A long-time component of the organization's publication series was its bimonthly journal, American Foreign Policy Interests. The journal presented authoritative and provocative articles on critical questions of foreign policy written by leading scholars and policy experts. It was discontinued in 2015.
Books and bookletsEdit
The organization publishes short booklets of policy reports and recommendations. Additionally, the organization publishes speeches and summaries of discussions that have been the hallmarks of its foreign policy briefings, lecture series, and award ceremonies.
The organization presents five awards:
Hans J. Morgenthau AwardEdit
The award was established in 1981 to commemorate Morgenthau's seminal contributions to the theory and the practice of American foreign policy. It is awarded to an individual whose intellectual attainments and/or practical contributions to U.S. foreign policy have been judged so exemplary in the tradition of Professor Morgenthau as to merit this singular award. Recipients include:[clarification needed]
George F. Kennan Award for Distinguished Public ServiceEdit
The award was established in 1994 in honor of George F. Kennan, scholar, diplomat and statesman. It honors an American who has served the U.S. in an exemplary way and has made a seminal contribution to defining and illuminating the national interests of the U.S. Recipients include:[clarification needed]
William J. Flynn Initiative for Peace AwardEdit
The award was established 1997 as the Initiative for Peace Award in honor of William J. Flynn, NCAFP chairman, for his decisive leadership and daring diplomacy in spurring two cease-fires and promoting the peace process in Northern Ireland. Renamed in 2001, it is presented to an individual who has worked tirelessly to resolve a conflict that has affected the national interests of the U.S. Recipients include:[clarification needed]
Global Business Leadership AwardEdit
The award honors a prominent business leader whose efforts have contributed to setting an unimpeachable standard for globally oriented corporate citizenship promoting the national interests of the U.S.[clarification needed] Recipients include:
21st Century Leader AwardEdit
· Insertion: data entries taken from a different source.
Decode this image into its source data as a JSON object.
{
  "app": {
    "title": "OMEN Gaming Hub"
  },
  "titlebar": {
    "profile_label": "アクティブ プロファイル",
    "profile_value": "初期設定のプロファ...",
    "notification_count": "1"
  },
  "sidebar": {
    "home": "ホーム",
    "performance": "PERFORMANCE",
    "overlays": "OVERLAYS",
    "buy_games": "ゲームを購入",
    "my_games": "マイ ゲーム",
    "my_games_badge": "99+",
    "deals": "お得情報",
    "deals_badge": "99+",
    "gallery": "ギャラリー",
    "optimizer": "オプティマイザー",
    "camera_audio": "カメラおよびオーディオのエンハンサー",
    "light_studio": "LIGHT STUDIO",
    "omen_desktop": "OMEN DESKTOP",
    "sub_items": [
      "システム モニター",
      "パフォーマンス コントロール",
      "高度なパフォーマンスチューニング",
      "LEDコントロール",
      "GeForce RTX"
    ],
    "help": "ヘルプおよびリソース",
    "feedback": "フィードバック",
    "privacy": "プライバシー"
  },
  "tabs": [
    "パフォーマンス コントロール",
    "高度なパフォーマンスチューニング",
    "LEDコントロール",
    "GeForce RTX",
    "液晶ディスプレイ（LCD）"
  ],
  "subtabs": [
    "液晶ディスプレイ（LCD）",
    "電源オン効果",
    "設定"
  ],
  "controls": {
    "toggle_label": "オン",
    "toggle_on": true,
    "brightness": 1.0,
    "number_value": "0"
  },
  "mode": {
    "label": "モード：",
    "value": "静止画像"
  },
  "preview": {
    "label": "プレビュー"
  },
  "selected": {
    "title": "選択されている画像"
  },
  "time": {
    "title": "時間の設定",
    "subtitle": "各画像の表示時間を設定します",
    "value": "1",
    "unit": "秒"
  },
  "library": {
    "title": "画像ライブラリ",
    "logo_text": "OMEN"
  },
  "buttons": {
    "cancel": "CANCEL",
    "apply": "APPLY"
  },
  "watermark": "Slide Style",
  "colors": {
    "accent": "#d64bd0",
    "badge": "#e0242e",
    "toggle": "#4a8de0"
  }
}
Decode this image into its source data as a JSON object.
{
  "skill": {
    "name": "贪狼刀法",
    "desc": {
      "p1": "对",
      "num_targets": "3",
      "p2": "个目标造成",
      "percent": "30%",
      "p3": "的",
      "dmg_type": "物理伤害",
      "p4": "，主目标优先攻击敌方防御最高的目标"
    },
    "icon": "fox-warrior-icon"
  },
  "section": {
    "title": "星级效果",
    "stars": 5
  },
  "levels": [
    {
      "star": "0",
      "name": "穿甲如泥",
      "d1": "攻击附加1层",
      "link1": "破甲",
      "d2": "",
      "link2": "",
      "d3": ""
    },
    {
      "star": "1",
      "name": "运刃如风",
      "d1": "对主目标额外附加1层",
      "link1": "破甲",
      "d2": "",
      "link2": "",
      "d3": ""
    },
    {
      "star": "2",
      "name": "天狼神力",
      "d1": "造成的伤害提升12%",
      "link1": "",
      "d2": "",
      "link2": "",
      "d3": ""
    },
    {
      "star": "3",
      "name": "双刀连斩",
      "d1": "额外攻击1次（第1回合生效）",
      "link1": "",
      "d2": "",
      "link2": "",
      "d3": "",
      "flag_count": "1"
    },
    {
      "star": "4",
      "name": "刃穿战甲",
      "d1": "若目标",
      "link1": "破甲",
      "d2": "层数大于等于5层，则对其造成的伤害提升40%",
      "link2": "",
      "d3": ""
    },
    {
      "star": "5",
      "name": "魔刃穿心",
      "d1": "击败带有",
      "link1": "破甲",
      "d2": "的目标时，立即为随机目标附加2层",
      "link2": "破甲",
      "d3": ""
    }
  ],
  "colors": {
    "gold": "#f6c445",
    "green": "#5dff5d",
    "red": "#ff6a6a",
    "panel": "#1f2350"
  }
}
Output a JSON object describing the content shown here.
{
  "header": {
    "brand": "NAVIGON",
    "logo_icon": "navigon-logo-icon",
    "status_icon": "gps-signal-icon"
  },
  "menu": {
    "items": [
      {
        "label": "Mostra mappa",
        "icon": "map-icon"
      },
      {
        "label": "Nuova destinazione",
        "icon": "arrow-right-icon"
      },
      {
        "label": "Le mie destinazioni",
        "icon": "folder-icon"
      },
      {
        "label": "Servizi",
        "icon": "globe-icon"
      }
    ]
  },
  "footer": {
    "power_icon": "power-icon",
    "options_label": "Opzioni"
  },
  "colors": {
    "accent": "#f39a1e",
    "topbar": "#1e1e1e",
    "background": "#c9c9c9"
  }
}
The award was created[when?] to recognize the achievements of individuals under the age of 40 who display a serious commitment to furthering the U.S.'s strategic policy interests in accord with the principles of political realism. Through their professional or personal pursuits, they make important contributions to the international dialogue and demonstrate a promising future in the realm of U.S. foreign policy. Recipients include:[clarification needed]